During the first PRIDE training meeting thirteen Early Stage Researchers (ESRs) gathered in Romania to learn about different field techniques and collect their first data. Among them Manuel, a Spanish biologist working at the Brunel University in London.
Manuel's goal during these two weeks was to collect information on the diversity of tiny (± 0.2 to 0.0005 cm) “plants” and seeds respectively called dinoflagellates and dinocysts. Dinoflagellates and its dinocysts are found living in open seas and lakes as a part of what is called phytoplankton. Phytoplankton is formed by mostly microscopic “plants” as dinoflagellates, freely floating in the water. Among many other services, they are important due to their production of oxygen, which we use to breath.
Picture 1 and 2: Dinoflagellates. Photos by Manuel Sala
Manuel: “We started in the Razim lake complex situated on the Romanian Black Sea coast. This set of lakes straddles the coast for 40 km from the Danube delta in the north to the city of Constanţa in the south. It is a very good place to start because different salinity gradients (from fresh to brackish water) within the complex create different environments for these organisms.” We collected the dinoflagellates by towing a phytoplankton net horizontally behind the boat for two minutes. We captured the dinoflagellates within the net and transferred them to plastic bottles.
Besides filtering the water with a net, we checked the sediment of the lake floor for the presence of dinocysts. We collected sand and clay using a tool called Van Veen grab, which works as if two metal hands ‘grab’ the top layer of the lake floor. Once the sediments were pulled up on the boat we could scrap off the top layer and collect this in small plastic bags (pictures below).
After the successful data collection on the smaller lakes, it was time to do similar work on a bigger scale. While thick grey clouds packed together above the Black Sea, the huge research vessel Mare Nigrum was waiting in the harbor of Constanţa for the scientists to board. From there the ship would navigate to different sampling locations on the Black Sea, so each of the researchers could collect his or her data.
Pictures 3 and 4: Van Veen grab (left) and Manuel collecting sediment samples (right). Photos by Anouk D’Hont
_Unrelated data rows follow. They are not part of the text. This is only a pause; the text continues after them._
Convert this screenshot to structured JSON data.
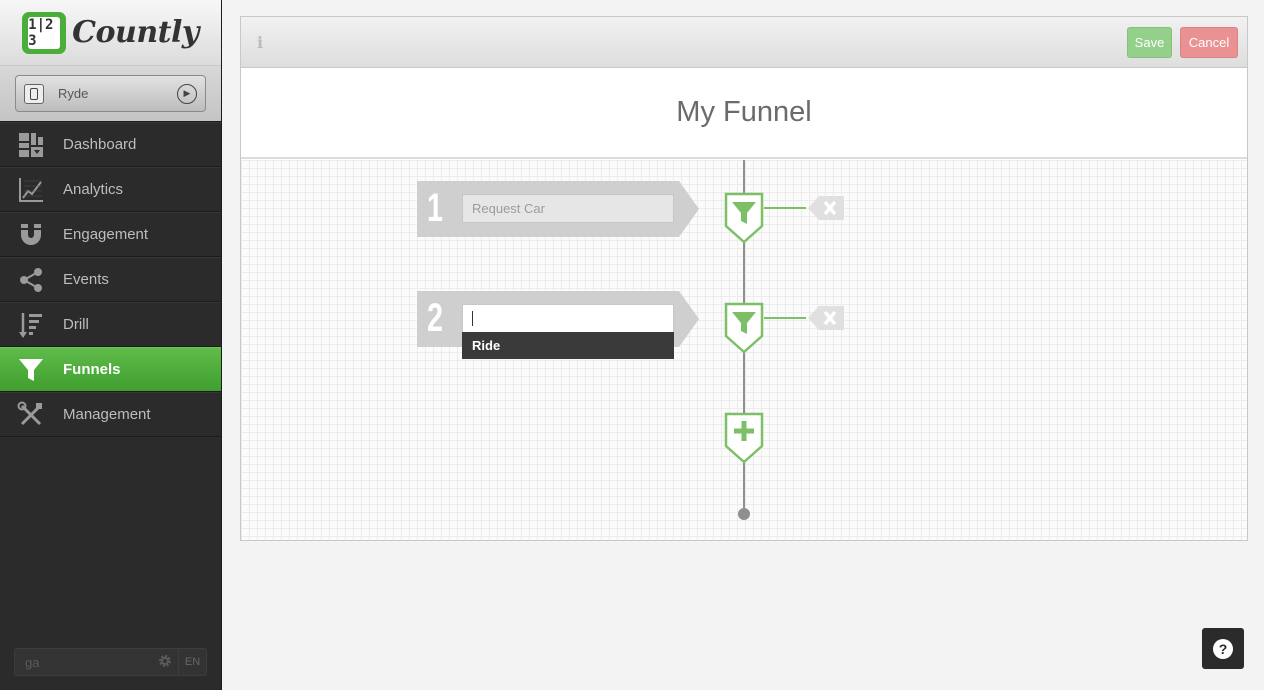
{
  "app": {
    "logo_text": "Countly",
    "logo_glyphs": "1|2 3",
    "selected_app": "Ryde"
  },
  "sidebar": {
    "items": [
      {
        "label": "Dashboard",
        "icon": "dashboard-icon",
        "active": false
      },
      {
        "label": "Analytics",
        "icon": "analytics-chart-icon",
        "active": false
      },
      {
        "label": "Engagement",
        "icon": "magnet-icon",
        "active": false
      },
      {
        "label": "Events",
        "icon": "share-nodes-icon",
        "active": false
      },
      {
        "label": "Drill",
        "icon": "sort-bars-icon",
        "active": false
      },
      {
        "label": "Funnels",
        "icon": "funnel-icon",
        "active": true
      },
      {
        "label": "Management",
        "icon": "wrench-screwdriver-icon",
        "active": false
      }
    ],
    "search_value": "ga",
    "language": "EN"
  },
  "toolbar": {
    "info_label": "i",
    "save_label": "Save",
    "cancel_label": "Cancel"
  },
  "funnel": {
    "title": "My Funnel",
    "steps": [
      {
        "number": "1",
        "event": "Request Car",
        "editing": false
      },
      {
        "number": "2",
        "event": "",
        "editing": true,
        "suggestions": [
          "Ride"
        ]
      }
    ],
    "add_step_icon": "plus-icon",
    "delete_icon": "close-x-icon"
  },
  "colors": {
    "accent_green": "#4cae3a",
    "save_green": "#93d18a",
    "cancel_red": "#ea9193",
    "sidebar_bg": "#2b2b2b"
  },
  "help": {
    "label": "?"
  }
}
Unfortunately for Manuel, there were no phytoplankton nets available on the ship, but they did have a fancy apparatus called CTD bottle water sampler offering a solution. This device takes water samples at different depths in the sea. These water samples were filtered by Manuel to concentrate the dinoflagellates in a smaller volume and kept in plastic tubes the next day in the lab. Here we also took sediment samples using a bigger version of the Van Veen grab, and another special tool called multicorer. The multicorer is a man-high device containing four Plexiglas tubes which are pushed into the seafloor sediment giving us four cores. With these cores we can look at life in the seafloor but also study its recent history.
Picture 5: The multicorer (left) and a CTD bottle water sampler (right) on board of the Mare Nigrum. Photo by Sabrina van de Velde
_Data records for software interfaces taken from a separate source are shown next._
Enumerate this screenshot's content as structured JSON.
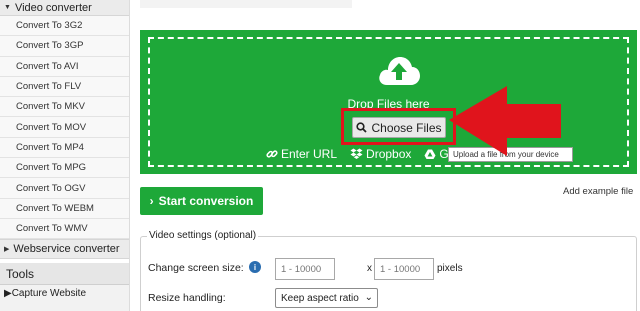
{
  "sidebar": {
    "video_converter": "Video converter",
    "items": [
      {
        "label": "Convert To 3G2"
      },
      {
        "label": "Convert To 3GP"
      },
      {
        "label": "Convert To AVI"
      },
      {
        "label": "Convert To FLV"
      },
      {
        "label": "Convert To MKV"
      },
      {
        "label": "Convert To MOV"
      },
      {
        "label": "Convert To MP4"
      },
      {
        "label": "Convert To MPG"
      },
      {
        "label": "Convert To OGV"
      },
      {
        "label": "Convert To WEBM"
      },
      {
        "label": "Convert To WMV"
      }
    ],
    "webservice_converter": "Webservice converter",
    "tools_title": "Tools",
    "capture_website": "Capture Website"
  },
  "upload": {
    "drop_text": "Drop Files here",
    "choose_files": "Choose Files",
    "enter_url": "Enter URL",
    "dropbox": "Dropbox",
    "google_drive_partial": "G",
    "tooltip": "Upload a file from your device"
  },
  "actions": {
    "start_conversion": "Start conversion",
    "add_example_file": "Add example file"
  },
  "video_settings": {
    "legend": "Video settings (optional)",
    "change_screen_size": "Change screen size:",
    "width_placeholder": "1 - 10000",
    "height_placeholder": "1 - 10000",
    "x": "x",
    "pixels": "pixels",
    "resize_handling": "Resize handling:",
    "resize_option": "Keep aspect ratio"
  },
  "colors": {
    "accent_green": "#1ea839",
    "highlight_red": "#e0141c"
  }
}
After two weeks in Romania, we returned to London with a beautiful sample set. In the future we will report results and much more about these tiny but hugely interesting “plants”!
Authors: Anouk D’Hont, Sabrina van de Velde, Manuel Sala Pérez